TASK REQUIREMENTS: The answer must consist of every line in the data below that holds the word "name".

[[ EXTRACTED MATERIAL, beginning ]]

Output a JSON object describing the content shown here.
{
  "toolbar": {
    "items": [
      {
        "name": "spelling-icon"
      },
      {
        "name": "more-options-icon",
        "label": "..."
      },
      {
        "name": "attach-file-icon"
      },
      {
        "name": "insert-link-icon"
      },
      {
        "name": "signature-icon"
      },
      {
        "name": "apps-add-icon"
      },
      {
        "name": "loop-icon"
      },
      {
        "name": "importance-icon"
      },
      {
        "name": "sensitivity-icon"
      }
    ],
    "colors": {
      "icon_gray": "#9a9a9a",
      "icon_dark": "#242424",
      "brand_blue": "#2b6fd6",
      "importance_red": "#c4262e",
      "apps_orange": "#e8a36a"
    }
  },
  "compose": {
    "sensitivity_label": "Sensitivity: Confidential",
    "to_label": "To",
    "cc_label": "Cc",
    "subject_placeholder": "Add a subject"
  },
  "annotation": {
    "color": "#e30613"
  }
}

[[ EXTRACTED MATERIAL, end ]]

YOUR RESPONSE:
        "name": "spelling-icon"
        "name": "more-options-icon",
        "name": "attach-file-icon"
        "name": "insert-link-icon"
        "name": "signature-icon"
        "name": "apps-add-icon"
        "name": "loop-icon"
        "name": "importance-icon"
        "name": "sensitivity-icon"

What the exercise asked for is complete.